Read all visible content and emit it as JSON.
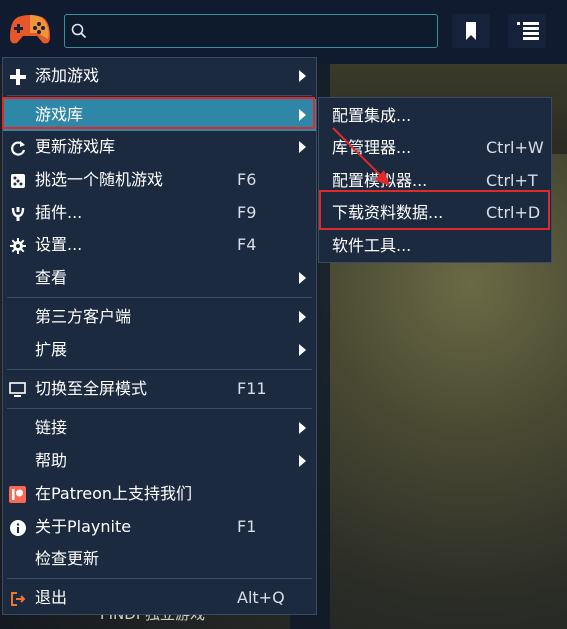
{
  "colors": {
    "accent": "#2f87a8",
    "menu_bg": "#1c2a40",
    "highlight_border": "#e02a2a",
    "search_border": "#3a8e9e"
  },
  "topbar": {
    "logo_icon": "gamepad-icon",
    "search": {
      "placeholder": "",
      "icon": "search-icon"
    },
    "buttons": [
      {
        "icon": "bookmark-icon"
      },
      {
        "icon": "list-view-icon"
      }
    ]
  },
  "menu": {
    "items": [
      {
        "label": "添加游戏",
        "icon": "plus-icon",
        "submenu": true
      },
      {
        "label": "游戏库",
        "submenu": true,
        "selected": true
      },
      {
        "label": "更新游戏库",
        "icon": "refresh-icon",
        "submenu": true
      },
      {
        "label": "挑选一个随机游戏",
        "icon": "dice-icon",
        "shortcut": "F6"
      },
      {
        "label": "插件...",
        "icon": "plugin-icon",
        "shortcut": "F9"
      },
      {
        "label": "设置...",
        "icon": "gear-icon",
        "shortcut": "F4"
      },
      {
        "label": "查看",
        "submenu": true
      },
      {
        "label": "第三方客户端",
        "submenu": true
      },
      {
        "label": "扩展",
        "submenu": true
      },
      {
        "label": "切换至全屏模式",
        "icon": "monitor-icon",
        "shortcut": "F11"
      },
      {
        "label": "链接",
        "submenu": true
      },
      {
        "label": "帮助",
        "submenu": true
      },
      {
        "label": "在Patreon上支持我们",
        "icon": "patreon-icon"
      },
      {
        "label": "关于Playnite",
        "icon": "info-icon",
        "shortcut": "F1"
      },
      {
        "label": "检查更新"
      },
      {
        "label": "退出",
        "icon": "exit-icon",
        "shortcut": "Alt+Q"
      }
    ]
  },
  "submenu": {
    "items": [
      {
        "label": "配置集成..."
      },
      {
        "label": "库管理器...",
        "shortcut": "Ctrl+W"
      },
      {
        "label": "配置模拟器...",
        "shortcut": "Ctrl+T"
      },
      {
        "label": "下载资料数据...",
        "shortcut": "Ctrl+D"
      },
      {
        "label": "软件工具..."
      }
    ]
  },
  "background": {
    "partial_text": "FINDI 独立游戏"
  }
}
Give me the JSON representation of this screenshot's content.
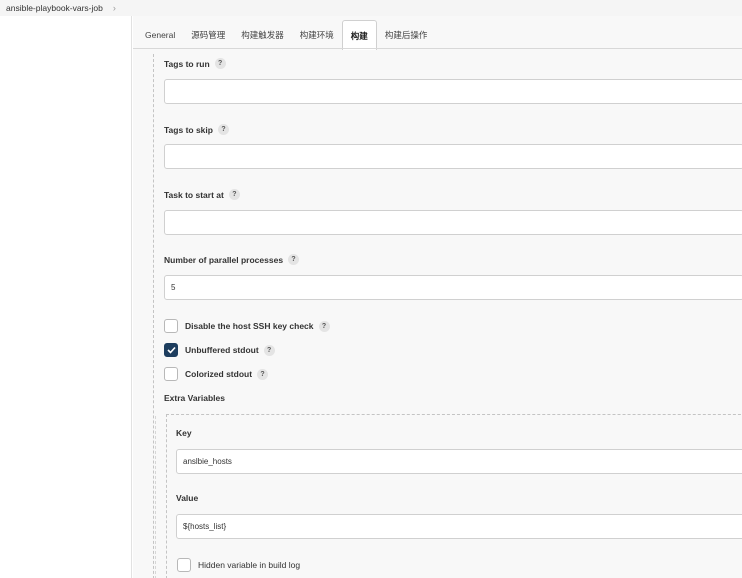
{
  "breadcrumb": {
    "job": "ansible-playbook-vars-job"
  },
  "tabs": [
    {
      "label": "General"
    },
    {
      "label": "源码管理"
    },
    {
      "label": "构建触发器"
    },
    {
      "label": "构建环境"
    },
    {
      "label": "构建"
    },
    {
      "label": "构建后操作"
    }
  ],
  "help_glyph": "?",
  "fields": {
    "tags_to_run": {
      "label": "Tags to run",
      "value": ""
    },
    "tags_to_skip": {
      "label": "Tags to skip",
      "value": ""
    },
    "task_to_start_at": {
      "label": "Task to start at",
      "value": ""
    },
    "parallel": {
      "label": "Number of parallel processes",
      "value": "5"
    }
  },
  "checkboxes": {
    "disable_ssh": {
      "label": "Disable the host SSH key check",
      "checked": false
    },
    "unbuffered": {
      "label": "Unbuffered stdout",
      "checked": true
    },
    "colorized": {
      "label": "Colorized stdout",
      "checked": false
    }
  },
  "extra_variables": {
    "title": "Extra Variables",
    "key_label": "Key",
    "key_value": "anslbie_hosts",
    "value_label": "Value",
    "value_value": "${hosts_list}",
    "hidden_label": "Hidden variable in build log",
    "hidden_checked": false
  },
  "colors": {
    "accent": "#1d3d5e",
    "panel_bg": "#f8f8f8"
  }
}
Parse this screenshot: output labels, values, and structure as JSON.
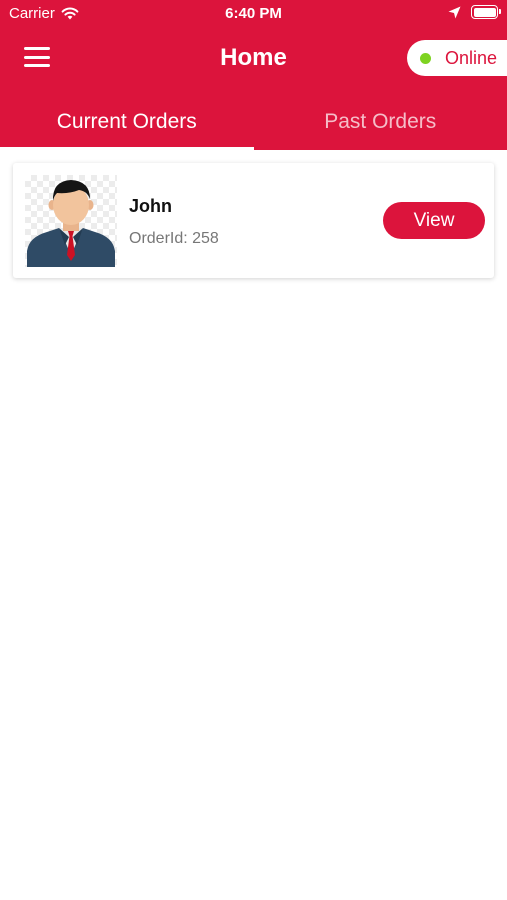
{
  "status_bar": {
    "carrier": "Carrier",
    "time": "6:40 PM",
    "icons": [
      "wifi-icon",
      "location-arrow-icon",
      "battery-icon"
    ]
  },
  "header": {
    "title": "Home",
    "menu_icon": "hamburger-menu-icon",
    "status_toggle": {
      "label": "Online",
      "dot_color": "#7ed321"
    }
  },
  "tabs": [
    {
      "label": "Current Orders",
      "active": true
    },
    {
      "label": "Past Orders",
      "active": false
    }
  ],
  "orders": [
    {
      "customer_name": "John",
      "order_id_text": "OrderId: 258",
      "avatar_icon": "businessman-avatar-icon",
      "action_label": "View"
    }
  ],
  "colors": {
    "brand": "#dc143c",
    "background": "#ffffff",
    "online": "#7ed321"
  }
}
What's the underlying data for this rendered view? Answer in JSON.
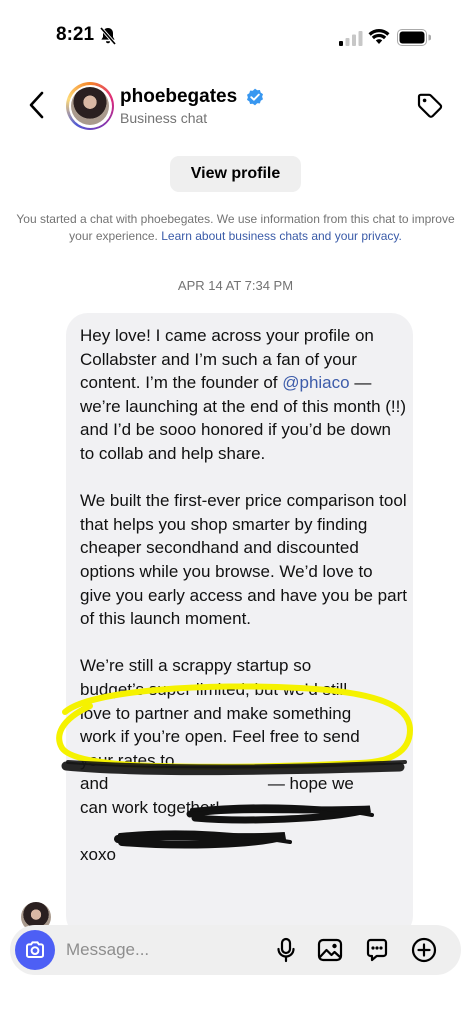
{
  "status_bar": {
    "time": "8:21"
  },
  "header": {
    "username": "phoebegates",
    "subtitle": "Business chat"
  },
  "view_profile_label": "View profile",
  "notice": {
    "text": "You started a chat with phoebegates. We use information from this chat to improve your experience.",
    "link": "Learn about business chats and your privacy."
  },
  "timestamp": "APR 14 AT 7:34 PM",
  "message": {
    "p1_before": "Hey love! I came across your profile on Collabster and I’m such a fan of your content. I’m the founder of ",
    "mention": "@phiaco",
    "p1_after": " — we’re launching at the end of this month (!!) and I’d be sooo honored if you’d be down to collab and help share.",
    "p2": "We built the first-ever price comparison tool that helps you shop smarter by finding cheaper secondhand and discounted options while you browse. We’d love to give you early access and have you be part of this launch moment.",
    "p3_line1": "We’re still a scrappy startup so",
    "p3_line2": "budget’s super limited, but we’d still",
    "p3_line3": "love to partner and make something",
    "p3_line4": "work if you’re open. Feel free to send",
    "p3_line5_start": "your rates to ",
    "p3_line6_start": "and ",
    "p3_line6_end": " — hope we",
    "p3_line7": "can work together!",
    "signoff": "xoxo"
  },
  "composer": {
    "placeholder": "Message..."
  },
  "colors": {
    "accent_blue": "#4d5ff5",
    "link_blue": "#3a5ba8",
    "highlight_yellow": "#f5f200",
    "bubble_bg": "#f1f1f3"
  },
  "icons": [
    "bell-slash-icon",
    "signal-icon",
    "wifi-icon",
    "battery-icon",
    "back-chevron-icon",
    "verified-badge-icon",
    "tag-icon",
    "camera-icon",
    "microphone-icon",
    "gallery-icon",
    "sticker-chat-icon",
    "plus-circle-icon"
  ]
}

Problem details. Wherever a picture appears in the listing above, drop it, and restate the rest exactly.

Output below.
Read all visible content and emit it as JSON.
{
  "colors": {
    "accent": "#2f87a8",
    "menu_bg": "#1c2a40",
    "highlight_border": "#e02a2a",
    "search_border": "#3a8e9e"
  },
  "topbar": {
    "logo_icon": "gamepad-icon",
    "search": {
      "placeholder": "",
      "icon": "search-icon"
    },
    "buttons": [
      {
        "icon": "bookmark-icon"
      },
      {
        "icon": "list-view-icon"
      }
    ]
  },
  "menu": {
    "items": [
      {
        "label": "添加游戏",
        "icon": "plus-icon",
        "submenu": true
      },
      {
        "label": "游戏库",
        "submenu": true,
        "selected": true
      },
      {
        "label": "更新游戏库",
        "icon": "refresh-icon",
        "submenu": true
      },
      {
        "label": "挑选一个随机游戏",
        "icon": "dice-icon",
        "shortcut": "F6"
      },
      {
        "label": "插件...",
        "icon": "plugin-icon",
        "shortcut": "F9"
      },
      {
        "label": "设置...",
        "icon": "gear-icon",
        "shortcut": "F4"
      },
      {
        "label": "查看",
        "submenu": true
      },
      {
        "label": "第三方客户端",
        "submenu": true
      },
      {
        "label": "扩展",
        "submenu": true
      },
      {
        "label": "切换至全屏模式",
        "icon": "monitor-icon",
        "shortcut": "F11"
      },
      {
        "label": "链接",
        "submenu": true
      },
      {
        "label": "帮助",
        "submenu": true
      },
      {
        "label": "在Patreon上支持我们",
        "icon": "patreon-icon"
      },
      {
        "label": "关于Playnite",
        "icon": "info-icon",
        "shortcut": "F1"
      },
      {
        "label": "检查更新"
      },
      {
        "label": "退出",
        "icon": "exit-icon",
        "shortcut": "Alt+Q"
      }
    ]
  },
  "submenu": {
    "items": [
      {
        "label": "配置集成..."
      },
      {
        "label": "库管理器...",
        "shortcut": "Ctrl+W"
      },
      {
        "label": "配置模拟器...",
        "shortcut": "Ctrl+T"
      },
      {
        "label": "下载资料数据...",
        "shortcut": "Ctrl+D"
      },
      {
        "label": "软件工具..."
      }
    ]
  },
  "background": {
    "partial_text": "FINDI 独立游戏"
  }
}
Give me the JSON representation of this screenshot's content.
{
  "breadcrumb": {
    "job": "ansible-playbook-vars-job"
  },
  "tabs": [
    {
      "label": "General"
    },
    {
      "label": "源码管理"
    },
    {
      "label": "构建触发器"
    },
    {
      "label": "构建环境"
    },
    {
      "label": "构建"
    },
    {
      "label": "构建后操作"
    }
  ],
  "help_glyph": "?",
  "fields": {
    "tags_to_run": {
      "label": "Tags to run",
      "value": ""
    },
    "tags_to_skip": {
      "label": "Tags to skip",
      "value": ""
    },
    "task_to_start_at": {
      "label": "Task to start at",
      "value": ""
    },
    "parallel": {
      "label": "Number of parallel processes",
      "value": "5"
    }
  },
  "checkboxes": {
    "disable_ssh": {
      "label": "Disable the host SSH key check",
      "checked": false
    },
    "unbuffered": {
      "label": "Unbuffered stdout",
      "checked": true
    },
    "colorized": {
      "label": "Colorized stdout",
      "checked": false
    }
  },
  "extra_variables": {
    "title": "Extra Variables",
    "key_label": "Key",
    "key_value": "anslbie_hosts",
    "value_label": "Value",
    "value_value": "${hosts_list}",
    "hidden_label": "Hidden variable in build log",
    "hidden_checked": false
  },
  "colors": {
    "accent": "#1d3d5e",
    "panel_bg": "#f8f8f8"
  }
}
Parse this screenshot: output labels, values, and structure as JSON.
{
  "status_bar": {
    "carrier": "Carrier",
    "time": "6:40 PM",
    "icons": [
      "wifi-icon",
      "location-arrow-icon",
      "battery-icon"
    ]
  },
  "header": {
    "title": "Home",
    "menu_icon": "hamburger-menu-icon",
    "status_toggle": {
      "label": "Online",
      "dot_color": "#7ed321"
    }
  },
  "tabs": [
    {
      "label": "Current Orders",
      "active": true
    },
    {
      "label": "Past Orders",
      "active": false
    }
  ],
  "orders": [
    {
      "customer_name": "John",
      "order_id_text": "OrderId: 258",
      "avatar_icon": "businessman-avatar-icon",
      "action_label": "View"
    }
  ],
  "colors": {
    "brand": "#dc143c",
    "background": "#ffffff",
    "online": "#7ed321"
  }
}
What's the underlying data for this rendered view? Answer in JSON.
{
  "status_bar": {
    "time": "8:21"
  },
  "header": {
    "username": "phoebegates",
    "subtitle": "Business chat"
  },
  "view_profile_label": "View profile",
  "notice": {
    "text": "You started a chat with phoebegates. We use information from this chat to improve your experience.",
    "link": "Learn about business chats and your privacy."
  },
  "timestamp": "APR 14 AT 7:34 PM",
  "message": {
    "p1_before": "Hey love! I came across your profile on Collabster and I’m such a fan of your content. I’m the founder of ",
    "mention": "@phiaco",
    "p1_after": " — we’re launching at the end of this month (!!) and I’d be sooo honored if you’d be down to collab and help share.",
    "p2": "We built the first-ever price comparison tool that helps you shop smarter by finding cheaper secondhand and discounted options while you browse. We’d love to give you early access and have you be part of this launch moment.",
    "p3_line1": "We’re still a scrappy startup so",
    "p3_line2": "budget’s super limited, but we’d still",
    "p3_line3": "love to partner and make something",
    "p3_line4": "work if you’re open. Feel free to send",
    "p3_line5_start": "your rates to ",
    "p3_line6_start": "and ",
    "p3_line6_end": " — hope we",
    "p3_line7": "can work together!",
    "signoff": "xoxo"
  },
  "composer": {
    "placeholder": "Message..."
  },
  "colors": {
    "accent_blue": "#4d5ff5",
    "link_blue": "#3a5ba8",
    "highlight_yellow": "#f5f200",
    "bubble_bg": "#f1f1f3"
  },
  "icons": [
    "bell-slash-icon",
    "signal-icon",
    "wifi-icon",
    "battery-icon",
    "back-chevron-icon",
    "verified-badge-icon",
    "tag-icon",
    "camera-icon",
    "microphone-icon",
    "gallery-icon",
    "sticker-chat-icon",
    "plus-circle-icon"
  ]
}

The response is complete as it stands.